	- keeping humidity around 60%
	- self ground: touching metal chassis
	- wear anti-static strap:
	- anti-static mat, bag, pad

Battery Backups:
	- UPS (Uninterrupted Power Supply):
		- Standby UPS: connected to main power, auto switch when lose power
		- Line-interactive UPS: connected to main power, connected to main battery, faster transition
		- On-line UPS: always online, connected to PC/server
	- Surge suppressors:
		- 200 joules of surge absorption is okay, 400 better, 600 ideal
		- lower voltage through in case of spike is better

Privacy, Licensing and Policies
	- chain of custody: collecting evidence
		- use hashes for digital evidence: ensure nothing changes
		- label and catelog everything
		- sign with digital signature
	- copy of storage drives: bit for bit copy
		- use hardware write blocker
		- use hash
	- documentation: 
		- summary of event
		- how data was acquired
		- analysis of data
		- conclusion
	- EULA (End User Licensing Agreement):
		- agreeing to all the crap for an app
	- regulating credit card data:
		- PCI DSS (Payment Card Industry Data Security Standard)
			- standards for protecting them
			- 6 control objectives:
				1) build and maintain secure network systems
				2) protect cardholder data
				3) maintain vulnerability management program
				4) implement strong access control measures
				5) regularly monitor and test networks
				6) maintain information security policy
	- PII (Personally Identifiable Information)
	- GDPR (General Data Protection Regulation):
		- EU law allows you to delete all data you have uploaded
	- PHI (Protected Health Information):
		- HIPPA (Health Insurance Portability and Accountability act)
	- data retention requirements: 
		- some companies may have requirement to keep all info for a certain amount of time
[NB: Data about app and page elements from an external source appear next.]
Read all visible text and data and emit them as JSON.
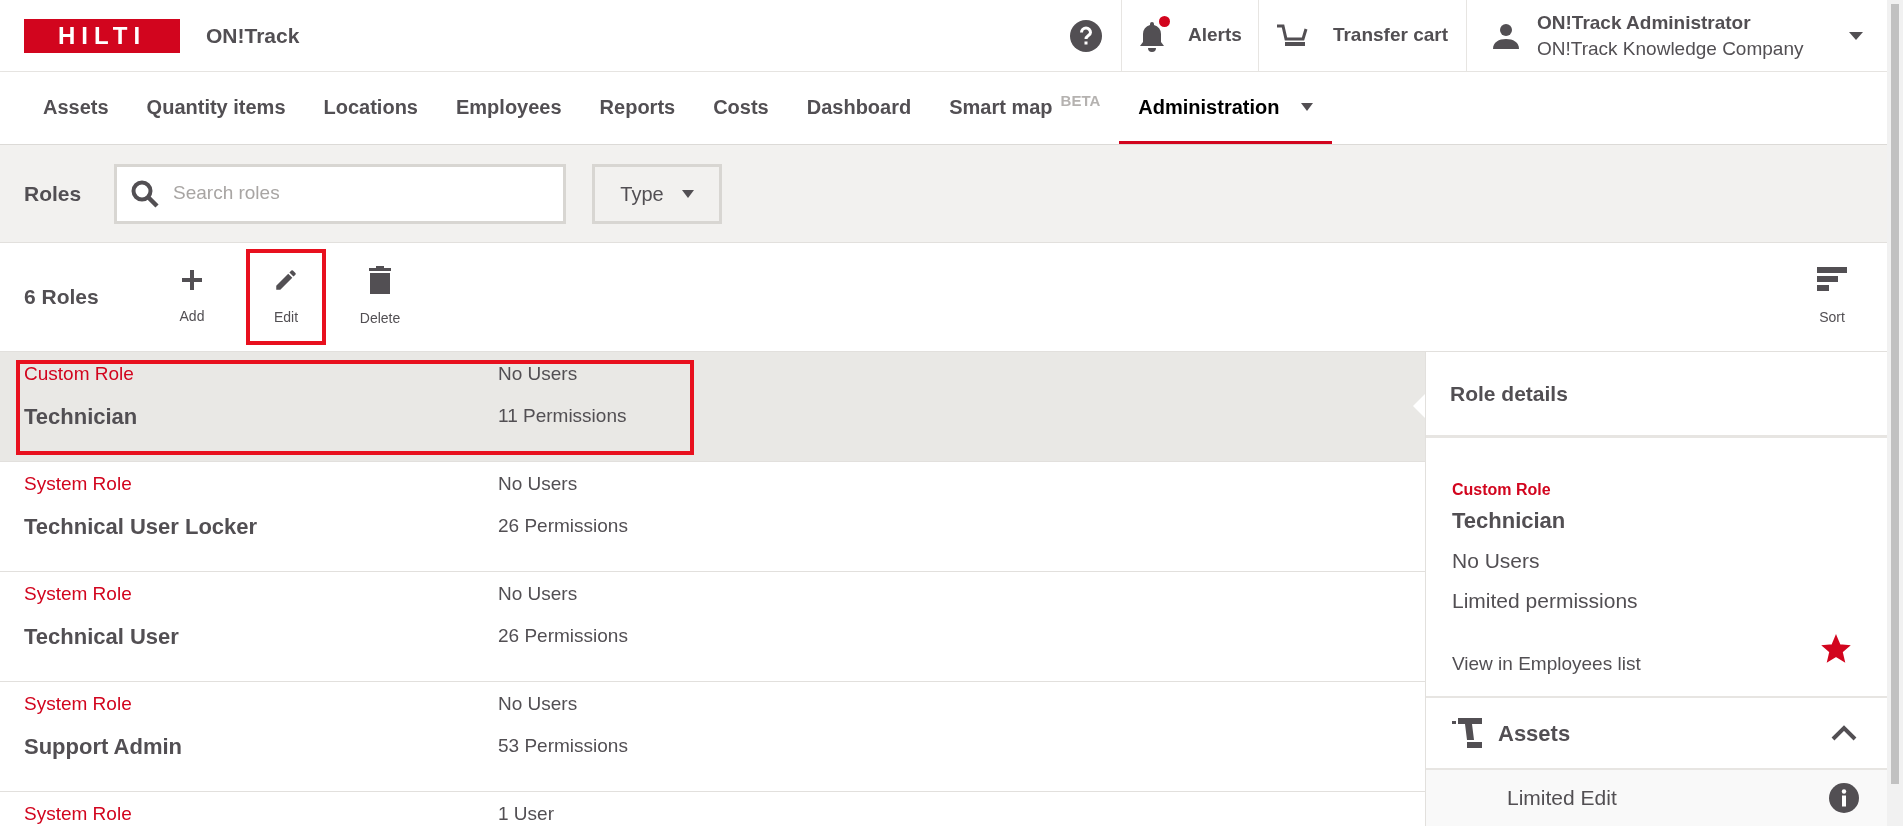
{
  "header": {
    "logo": "HILTI",
    "app_name": "ON!Track",
    "alerts": {
      "label": "Alerts",
      "unread": true
    },
    "transfer_cart": "Transfer cart",
    "user": {
      "name": "ON!Track Administrator",
      "company": "ON!Track Knowledge Company"
    }
  },
  "nav": [
    {
      "label": "Assets",
      "selected": false
    },
    {
      "label": "Quantity items",
      "selected": false
    },
    {
      "label": "Locations",
      "selected": false
    },
    {
      "label": "Employees",
      "selected": false
    },
    {
      "label": "Reports",
      "selected": false
    },
    {
      "label": "Costs",
      "selected": false
    },
    {
      "label": "Dashboard",
      "selected": false
    },
    {
      "label": "Smart map",
      "badge": "BETA",
      "selected": false
    },
    {
      "label": "Administration",
      "dropdown": true,
      "selected": true
    }
  ],
  "filter_bar": {
    "title": "Roles",
    "search_placeholder": "Search roles",
    "type_filter": "Type"
  },
  "toolbar": {
    "count": "6 Roles",
    "actions": [
      {
        "kind": "add",
        "label": "Add",
        "highlighted": false
      },
      {
        "kind": "edit",
        "label": "Edit",
        "highlighted": true
      },
      {
        "kind": "delete",
        "label": "Delete",
        "highlighted": false
      }
    ],
    "sort": "Sort"
  },
  "roles": [
    {
      "type": "Custom Role",
      "name": "Technician",
      "users": "No Users",
      "permissions": "11 Permissions",
      "selected": true,
      "highlighted": true
    },
    {
      "type": "System Role",
      "name": "Technical User Locker",
      "users": "No Users",
      "permissions": "26 Permissions",
      "selected": false,
      "highlighted": false
    },
    {
      "type": "System Role",
      "name": "Technical User",
      "users": "No Users",
      "permissions": "26 Permissions",
      "selected": false,
      "highlighted": false
    },
    {
      "type": "System Role",
      "name": "Support Admin",
      "users": "No Users",
      "permissions": "53 Permissions",
      "selected": false,
      "highlighted": false
    },
    {
      "type": "System Role",
      "users": "1 User",
      "selected": false,
      "highlighted": false
    }
  ],
  "role_details": {
    "title": "Role details",
    "type": "Custom Role",
    "name": "Technician",
    "users": "No Users",
    "permissions": "Limited permissions",
    "link": "View in Employees list",
    "favorite": true,
    "sections": [
      {
        "title": "Assets",
        "expanded": true,
        "items": [
          "Limited Edit"
        ]
      }
    ]
  }
}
Scripting Languages
	- Batch Files: default Windows
		- .bat files 
	- Powershell: better version of CMD for Windows
		- .ps1 files
	- Visual Basic Scripting: app scripting for Windows
		- .vbs files
	- Shell script:
		- #! is shell script
		- .sh files
	- JavaScript: web scripting
		- .js files
	- Python: runs accross many different OSs
		- .py files

Remote Access:
	- RDP (Remote Desktop Protocol):
		- Windows 
		- tcp/3389
	- VNC (Virtual Network Computing):
		- RFB (Remote Frame Buffer) protocol
		- many open source
		- works on all OSs
	- VPN (Virtual Private Network):
		- concentrator manages everyone who uses this virtual network
		- on Linux, can make your own VPN with cryptographic hardware & software only options
		- authentication important, security is high, can't be hacked really
	- SSH (Secure Shell):
		- access server remotely
		- can limit to certain MAC addresses only
	- RMM (Remote Monitoring and Management):
		- manage systems remotely
		- MSP (Managed Service Providers):
			- many customers and systems to monitor
		- access should be limited
	- MSRA (Microsoft Remote Assistance):
		- AKA Quick Assist in Win11
		- no firewall config, no port forwarding
		- "invite someone you trust" in the app
	- TeamViewer:
		- remote 3rd party

inplace upgrade: from inside the OS, regular upgrade (Win 10 upgrade checker / PC health check for Win11)
sidecar: iPadOS supports using as second monitor
external hardware token: USB has to be plugged in to run application
FAT32 max file size = 4GB
.vbs VBScript Microsoft visual basic scripting edition " allows Microsoft Windows system administrators to generate powerful tools for managing computers without error handling and with subroutines"